In a dramatic about-face that will boost President Serzh Sarkisian’s reelection chances, Prosperous Armenia Party (BHK) leader Gagik Tsarukian said on Wednesday that he will not stand as a candidate in the upcoming presidential election.
In a written statement, the BHK said Tsarukian announced his decision at an emergency meeting of the party’s governing body and parliamentary faction. It said this announcement led the meeting to decide that the BHK will not field a presidential candidate or support any other contender in the election scheduled for February 18.
The statement did not specify the reasons for the move given by Tsarukian. It said only that the tycoon thanked his allies for their “unconditional support and trust.”
Commenting on the development, BHK spokesman Tigran Urikhanian said Armenia’s second largest parliamentary forces is only keen to make Armenians better off. “No positions, including the post of president, can be a priority for us,” Urikhanian told RFE/RL’s Armenian service (Azatutyun.am). “Prosperous Armenia has other priorities and will not deviate from the path leading to them.”
“You should also bear in mind that the nomination or non-nomination of a leader is his personal decision,” he said, adding that the BHK decided not to endorse other presidential candidates “out of expediency.”

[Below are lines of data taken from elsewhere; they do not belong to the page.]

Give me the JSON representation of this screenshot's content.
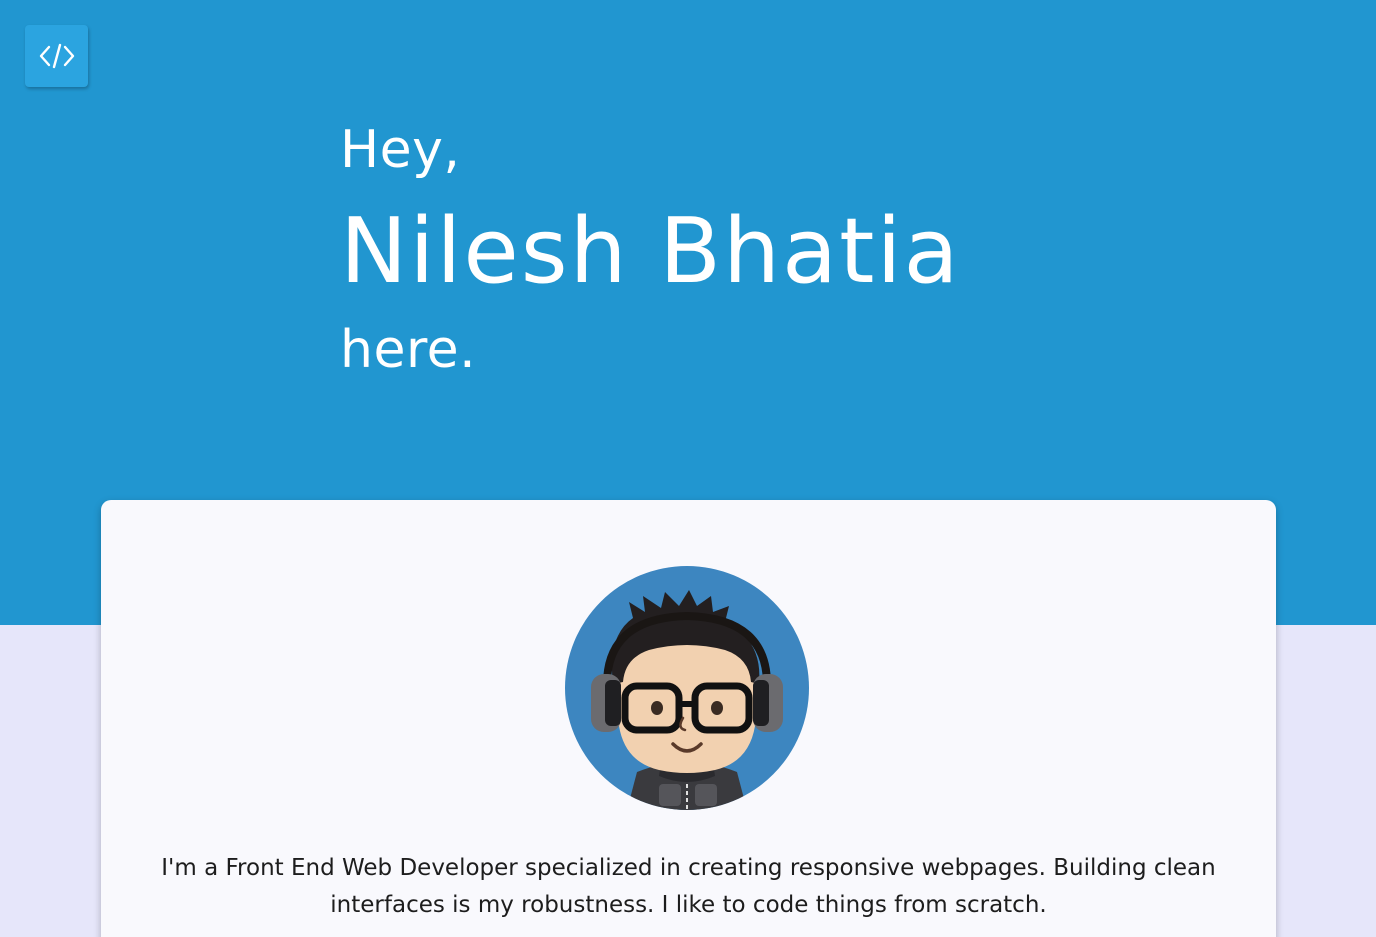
{
  "header": {
    "logo_icon": "code-brackets-icon"
  },
  "hero": {
    "greeting": "Hey,",
    "name": "Nilesh Bhatia",
    "suffix": "here."
  },
  "about": {
    "avatar_icon": "developer-avatar-illustration",
    "bio": "I'm a Front End Web Developer specialized in creating responsive webpages. Building clean interfaces is my robustness. I like to code things from scratch."
  },
  "colors": {
    "hero_background": "#2196d0",
    "page_background": "#e6e6fa",
    "card_background": "#f9f9fd",
    "logo_button": "#2ba4e0",
    "avatar_background": "#3d86c0"
  }
}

Tsarukian was widely expected to run for president until his unexpected weekend meeting with President Serzh Sarkisian. None of its details were officially made public.
Some Armenian media outlets reported earlier this week that Tsarukian came under strong pressure from Sarkisian and decided not to challenge the president’s reelection bid after the meeting. The BHK dismissed those claims.

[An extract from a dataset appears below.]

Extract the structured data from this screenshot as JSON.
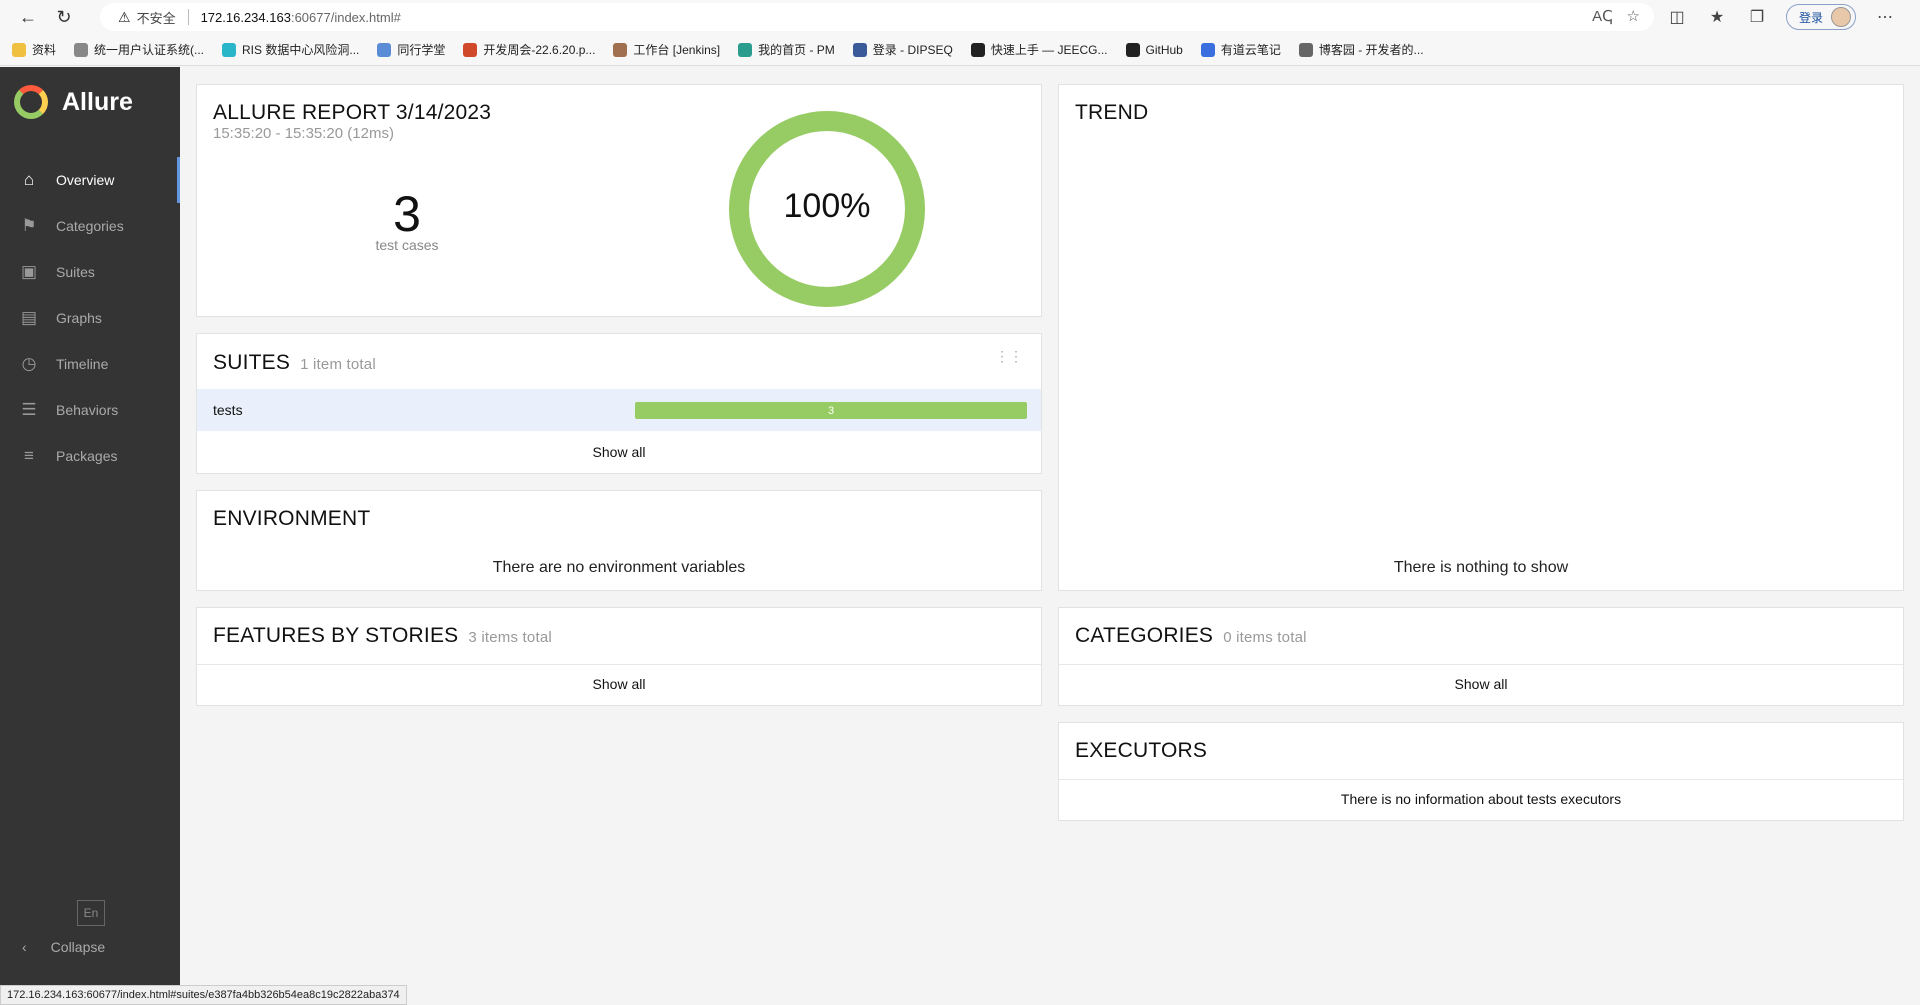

Urikhanian insisted that Tsarukian was not forced to quit the presidential race. “Pressuring the BHK would mean trying to suppress people’s hope to see a prosperous Armenia,” he said.

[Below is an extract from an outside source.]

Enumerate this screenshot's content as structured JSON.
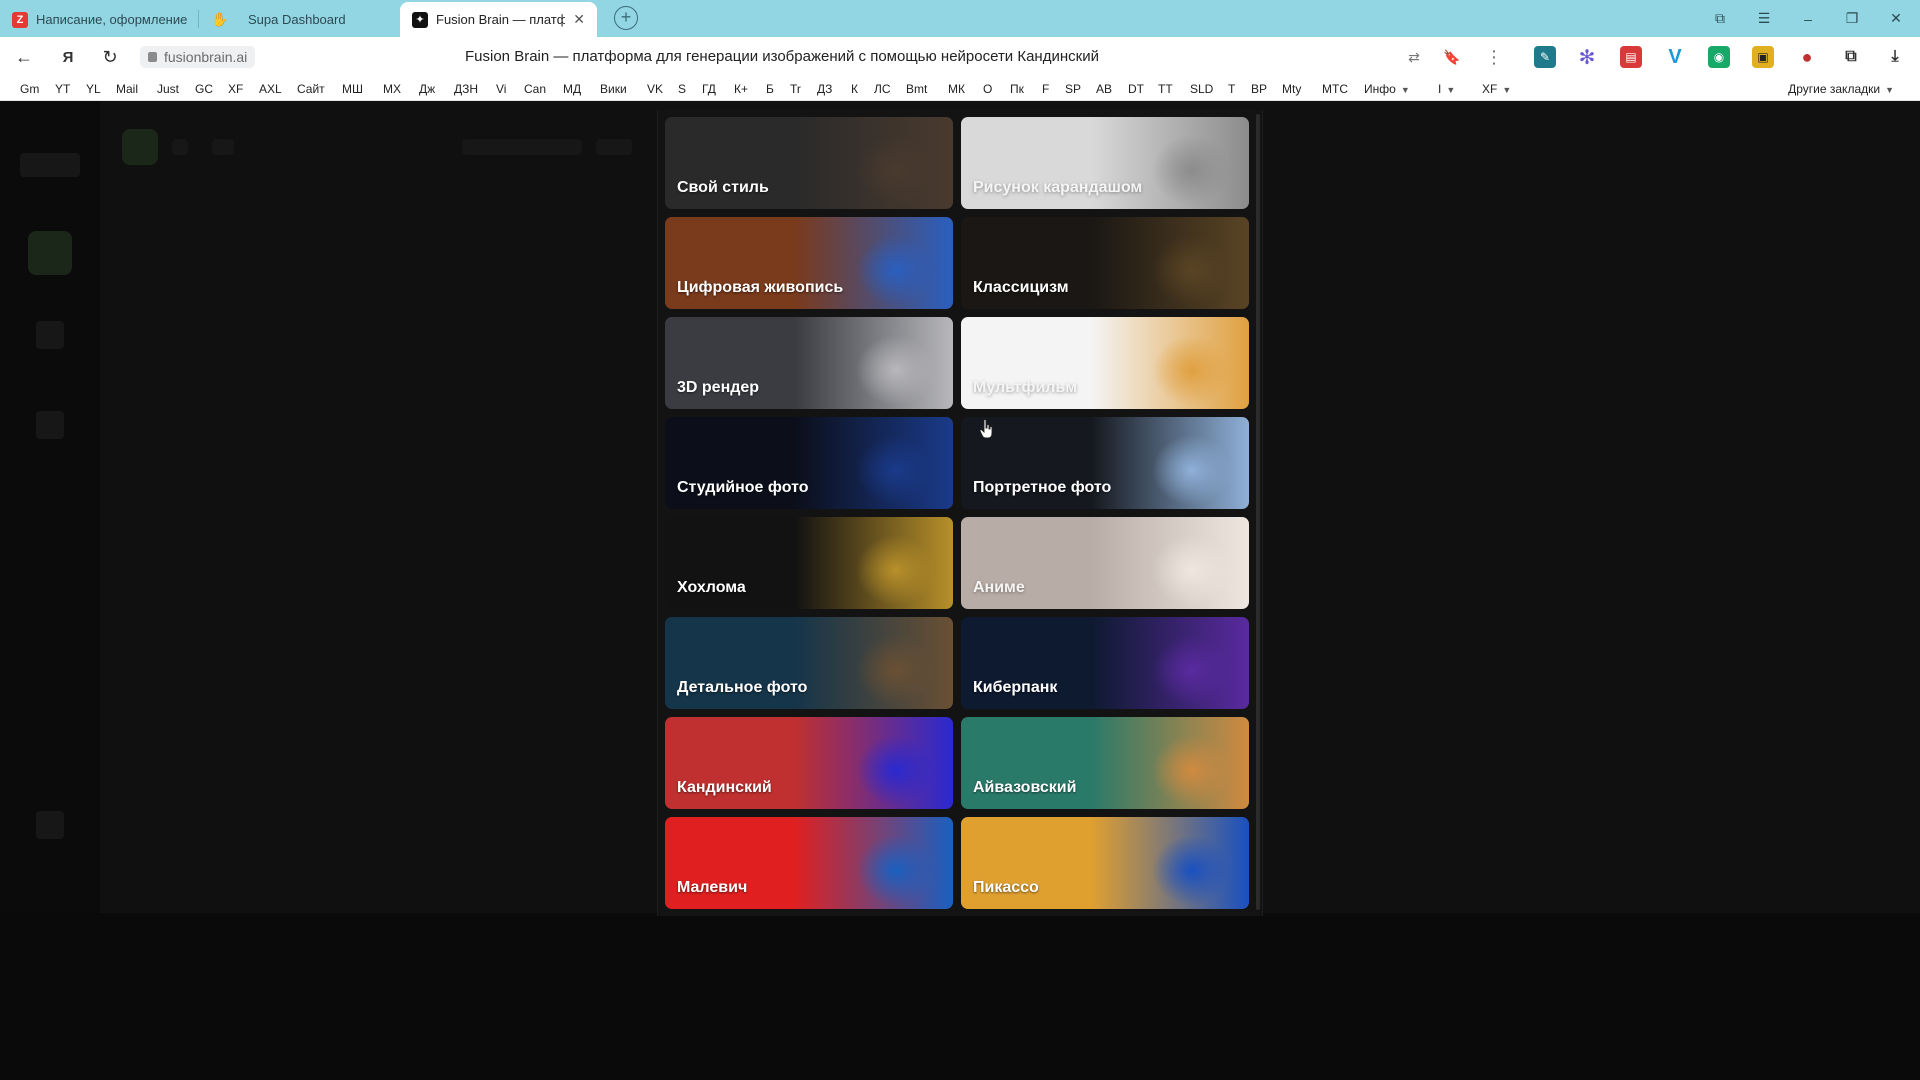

Tsarukian’s exit from the race is certain to solidify Sarkisian’s status as the election favorite. Only one major opposition politician, Raffi Hovannisian of the Zharangutyun (Heritage) party, has nominated his presidential candidacy so far.
Tsarukian pledged support for Sarkisian’s reelection in a joint declaration signed with the president in February 2011. His party was represented in Armenia’s coalition government by four ministers at the time.
Tsarukian called that agreement into question in September 2011, sparking renewed tensions between the BHK and Sarkisian’s Republican Party of Armenia (HHK). They culminated in the BHK’s withdrawal from the ruling coalition following the May 2012 parliamentary elections.
The BHK has since stepped up its criticism of the government and increasingly hinted at Tsarukian’s intention to challenge the incumbent in the election. His senior associates stated throughout last month that the dominant view among BHK members is that he should run for president. Tsarukian said on November 21 that he has “already made a decision” but will not publicize it for now.
The announcement that the tycoon will not enter the fray after all was followed by an emergency meeting of the governing body of the Armenian National Congress (HAK). The opposition alliance led by Levon Ter-Petrosian, Sarkisian’s main challenger in the last presidential election, has courted the BHK in recent months in hopes of forming a united front against the government.
“Discussions over the new political situation are now continuing in the Armenian National Congress,” HAK spokesman Arman Musinian told RFE/RL’s Armenian service (Azatutyun.am) after the meeting. “The HAK will announce its final decision after summing up those discussions.”
Ter-Petrosian, who did not attend Wednesday’s meeting, has still not announced whether he will contest the forthcoming election. Observers have suggested that he will wait until Tsarukian clarifies his election-related plans to decide whether to join the race. Some of them have claimed that the HAK might endorse the BHK’s presidential candidate. Levon Zurabian, a top Ter-Petrosian aide, did not exclude last month that the two political forces will back the same candidate.